I was recently teaching one of The Rite Bite’s Diabetes Bootcamp sessions for a group of about 12. During this class, one gentleman innocently asked, “does the amount of salt you eat matter?” Of course he meant in regards to diabetes and blood glucose control, but I answered him in the spirit of good health for all individuals with and without diabetes. “YES, salt does matter!”
Why does salt matter? It matters because your blood pressure is affected by it. Salt and water go hand-in-hand. The salt (also referred to as sodium) in your body retains water with it. If your diet is high in sodium, the amount of water retained in your body will increase your blood volume. When your blood volume is greater, your heart has to work harder to pump the blood through your circulatory system.
Let’s look at what blood pressure is for a minute. When you go the doctor and the nurse takes your vitals, your blood pressure is one of the measurements taken. It is one number over another; might be 120 over 80, 159 over 99, or 102 over 68. The top number is called the systolic blood pressure. This is the amount of pressure your heart and arteries are under when blood is being pumped away from the heart out to the limbs. The bottom number is the diastolic blood pressure. This is the amount of pressure on your heart and arteries in between beats, when the heart is filling with more blood to pump out on its next beat. A healthy blood pressure is less than 120 over less than 80.

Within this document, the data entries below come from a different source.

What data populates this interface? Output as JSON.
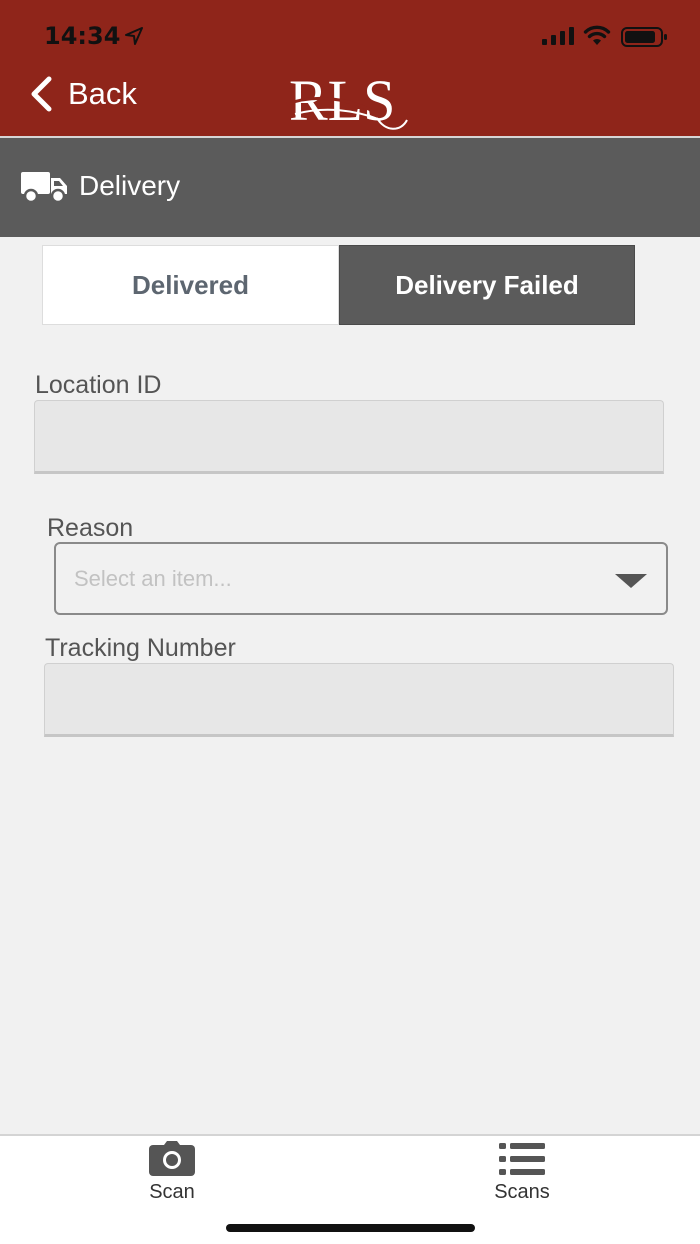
{
  "status_bar": {
    "time": "14:34"
  },
  "nav": {
    "back_label": "Back",
    "logo_text": "RLS"
  },
  "section": {
    "title": "Delivery"
  },
  "segments": [
    {
      "label": "Delivered",
      "selected": false
    },
    {
      "label": "Delivery Failed",
      "selected": true
    }
  ],
  "form": {
    "location_label": "Location ID",
    "location_value": "",
    "reason_label": "Reason",
    "reason_placeholder": "Select an item...",
    "tracking_label": "Tracking Number",
    "tracking_value": ""
  },
  "tabs": [
    {
      "label": "Scan",
      "icon": "camera-icon"
    },
    {
      "label": "Scans",
      "icon": "list-icon"
    }
  ],
  "colors": {
    "nav_red": "#8f251a",
    "section_gray": "#5b5b5b",
    "background": "#f1f1f1"
  }
}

When your salt intake is high, you retain excess water. Ultimately this can raise your blood pressure. It affects all of us, but certain individuals are more “salt-sensitive” and will see a greater rise in blood pressure based on their dietary salt intake. To minimize the damage that sodium may have on your blood pressure, aim to meet the most recent (2010) recommendations from The Dietary Guidelines for Americans which suggest keeping intakes of this mineral below 1500 mg per day. To put this in perspective, one teaspoon of salt provides 2,300 mg of sodium. Sodium is found in almost all foods too. The food label is the best resource for identifying the quantity of sodium in the foods you eat. One idea: write down how much sodium is in all the foods you eat in a single day. How do you compare to the recommendation for health?